Make an exact copy of the lines from the one holding "Output a JSON" through the last line of the material, and output nothing else.
*** WORKING DATA ***
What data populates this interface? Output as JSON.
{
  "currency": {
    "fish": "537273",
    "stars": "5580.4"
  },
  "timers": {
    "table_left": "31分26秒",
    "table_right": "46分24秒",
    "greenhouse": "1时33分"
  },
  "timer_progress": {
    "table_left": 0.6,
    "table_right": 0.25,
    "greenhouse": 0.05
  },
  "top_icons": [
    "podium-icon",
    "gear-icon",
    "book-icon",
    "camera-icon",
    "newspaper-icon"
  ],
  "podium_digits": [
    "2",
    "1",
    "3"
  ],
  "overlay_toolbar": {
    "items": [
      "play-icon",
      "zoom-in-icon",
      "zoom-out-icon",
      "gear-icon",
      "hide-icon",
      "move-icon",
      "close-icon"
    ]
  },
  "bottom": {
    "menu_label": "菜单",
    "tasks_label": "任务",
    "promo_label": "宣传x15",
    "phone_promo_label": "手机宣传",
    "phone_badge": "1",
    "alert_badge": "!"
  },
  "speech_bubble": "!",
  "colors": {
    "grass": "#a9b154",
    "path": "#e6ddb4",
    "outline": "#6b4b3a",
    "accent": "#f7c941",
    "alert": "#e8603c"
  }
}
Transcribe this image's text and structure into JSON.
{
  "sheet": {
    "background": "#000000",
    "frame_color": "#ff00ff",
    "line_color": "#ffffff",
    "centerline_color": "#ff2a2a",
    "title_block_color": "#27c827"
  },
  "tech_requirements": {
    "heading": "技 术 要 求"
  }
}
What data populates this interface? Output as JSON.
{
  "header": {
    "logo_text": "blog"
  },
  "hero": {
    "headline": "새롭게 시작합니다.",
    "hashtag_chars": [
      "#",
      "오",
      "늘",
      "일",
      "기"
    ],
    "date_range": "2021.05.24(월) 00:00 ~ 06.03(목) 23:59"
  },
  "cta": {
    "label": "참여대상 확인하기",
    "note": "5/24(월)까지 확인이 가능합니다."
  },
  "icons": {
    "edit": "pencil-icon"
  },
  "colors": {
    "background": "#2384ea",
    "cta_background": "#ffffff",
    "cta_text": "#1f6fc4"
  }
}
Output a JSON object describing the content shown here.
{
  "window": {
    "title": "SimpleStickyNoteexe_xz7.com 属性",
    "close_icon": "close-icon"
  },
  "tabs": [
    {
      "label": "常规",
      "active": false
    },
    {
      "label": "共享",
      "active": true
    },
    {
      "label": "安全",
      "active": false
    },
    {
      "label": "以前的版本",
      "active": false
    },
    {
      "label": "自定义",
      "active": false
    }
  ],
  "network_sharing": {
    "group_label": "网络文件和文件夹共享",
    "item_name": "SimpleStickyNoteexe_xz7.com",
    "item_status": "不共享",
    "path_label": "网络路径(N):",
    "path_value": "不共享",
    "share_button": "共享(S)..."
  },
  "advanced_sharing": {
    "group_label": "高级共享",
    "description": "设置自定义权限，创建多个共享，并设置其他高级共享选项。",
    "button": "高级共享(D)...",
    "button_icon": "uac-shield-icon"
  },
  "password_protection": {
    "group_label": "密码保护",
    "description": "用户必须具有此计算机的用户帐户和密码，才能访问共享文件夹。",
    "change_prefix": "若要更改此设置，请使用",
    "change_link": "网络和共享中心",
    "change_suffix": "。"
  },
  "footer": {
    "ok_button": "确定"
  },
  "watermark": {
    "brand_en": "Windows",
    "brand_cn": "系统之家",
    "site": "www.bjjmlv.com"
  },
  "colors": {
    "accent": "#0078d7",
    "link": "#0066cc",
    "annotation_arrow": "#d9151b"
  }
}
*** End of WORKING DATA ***
SOLUTION TO THIS TASK
Output a JSON object describing the content shown here.
{
  "window": {
    "title": "SimpleStickyNoteexe_xz7.com 属性",
    "close_icon": "close-icon"
  },
  "tabs": [
    {
      "label": "常规",
      "active": false
    },
    {
      "label": "共享",
      "active": true
    },
    {
      "label": "安全",
      "active": false
    },
    {
      "label": "以前的版本",
      "active": false
    },
    {
      "label": "自定义",
      "active": false
    }
  ],
  "network_sharing": {
    "group_label": "网络文件和文件夹共享",
    "item_name": "SimpleStickyNoteexe_xz7.com",
    "item_status": "不共享",
    "path_label": "网络路径(N):",
    "path_value": "不共享",
    "share_button": "共享(S)..."
  },
  "advanced_sharing": {
    "group_label": "高级共享",
    "description": "设置自定义权限，创建多个共享，并设置其他高级共享选项。",
    "button": "高级共享(D)...",
    "button_icon": "uac-shield-icon"
  },
  "password_protection": {
    "group_label": "密码保护",
    "description": "用户必须具有此计算机的用户帐户和密码，才能访问共享文件夹。",
    "change_prefix": "若要更改此设置，请使用",
    "change_link": "网络和共享中心",
    "change_suffix": "。"
  },
  "footer": {
    "ok_button": "确定"
  },
  "watermark": {
    "brand_en": "Windows",
    "brand_cn": "系统之家",
    "site": "www.bjjmlv.com"
  },
  "colors": {
    "accent": "#0078d7",
    "link": "#0066cc",
    "annotation_arrow": "#d9151b"
  }
}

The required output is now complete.